corticosteroids and chlorambucil.
Prognosis: Untreated, 15% complete
remission, 9% ESRF at 2–5yrs and 41% at
Mesangial proliferative GN
Antibiotics, diuretics, and
antihypertensives as necessary. Dialysis is
Aggressive control of blood pressure and
proteinuria with ACEI’s or AR2B’s
Corticosteroids +/- azathiprine – varied schools of
However if rapidly progressive GN with crescent
deposition treatment should be aggressive with
high dose steroids and cyclophosphamide
Consult the Nephrologist
Rapidly progressive glomerulonephritis
(RPGN) is a disease of the kidney that results
in a rapid decrease in the glomerular filtration
rate of at least 50% over a short period, from
a few days to 3 months.
Classic – haemoptysis after upper respiratory infection and
have nephritic urinary sediment
History of smoking or hydrocarbon exposure is common
CXR – pulmonary haemorrhage
Lab- iron deficiency anaemia and renal dysfunction,
circulating anti-GBM antibodies
Kidney biopsy crescentic GN with linear staining IgG and C3
along the glomerular basement membrane

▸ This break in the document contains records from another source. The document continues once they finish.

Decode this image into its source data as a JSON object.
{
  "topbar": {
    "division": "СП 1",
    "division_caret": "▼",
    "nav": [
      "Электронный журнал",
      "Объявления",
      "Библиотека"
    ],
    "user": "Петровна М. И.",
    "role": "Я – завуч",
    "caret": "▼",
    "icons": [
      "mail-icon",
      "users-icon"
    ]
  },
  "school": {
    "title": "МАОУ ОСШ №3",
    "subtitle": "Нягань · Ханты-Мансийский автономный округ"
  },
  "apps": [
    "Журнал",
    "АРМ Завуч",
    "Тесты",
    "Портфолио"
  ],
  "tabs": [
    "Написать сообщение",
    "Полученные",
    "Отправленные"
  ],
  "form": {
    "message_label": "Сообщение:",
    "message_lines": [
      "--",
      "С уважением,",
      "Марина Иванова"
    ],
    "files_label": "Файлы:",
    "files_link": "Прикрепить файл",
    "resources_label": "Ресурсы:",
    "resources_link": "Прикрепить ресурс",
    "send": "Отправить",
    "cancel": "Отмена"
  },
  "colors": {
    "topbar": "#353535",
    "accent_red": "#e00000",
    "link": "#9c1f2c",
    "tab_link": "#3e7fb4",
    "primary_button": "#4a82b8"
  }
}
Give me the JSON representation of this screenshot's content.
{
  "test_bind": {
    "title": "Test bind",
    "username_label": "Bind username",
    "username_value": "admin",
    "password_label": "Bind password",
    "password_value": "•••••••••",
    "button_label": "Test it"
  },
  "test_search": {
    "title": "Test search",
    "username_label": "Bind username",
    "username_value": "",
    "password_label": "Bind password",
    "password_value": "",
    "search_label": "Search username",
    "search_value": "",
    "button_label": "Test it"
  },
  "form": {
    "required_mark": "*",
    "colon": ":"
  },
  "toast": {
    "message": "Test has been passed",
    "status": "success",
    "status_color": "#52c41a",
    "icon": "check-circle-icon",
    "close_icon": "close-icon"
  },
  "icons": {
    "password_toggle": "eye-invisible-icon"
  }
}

More than 80% of patients with
pauci-immune RPGN were
subsequently found to have
cytoplasmic antibodies (ANCA),
and thus, this form of RPGN is now
termed ANCA-associated vasculitis.
RPGN is classified pathologically into 3
(1) anti-GBM antibody disease
(approximately 3% of cases),
(2) immune complex disease (45% of cases),
(3) pauci-immune disease (50% of cases).
Symptoms and signs of renal failure,
systemic symptoms (fever, malaise, myalgia,
The most important requirement in the diagnosis of antineutrophil
cytoplasmic antibodies (ANCA) ANCA-associated disease is a high index
of suspicion. Rapid diagnosis is essential for organ preservation.
Laboratory studies include the following:
Routine chemistry: The most common
abnormality is an increased serum
Urinalysis with microscopy:
Antinuclear antibody (ANA) titer: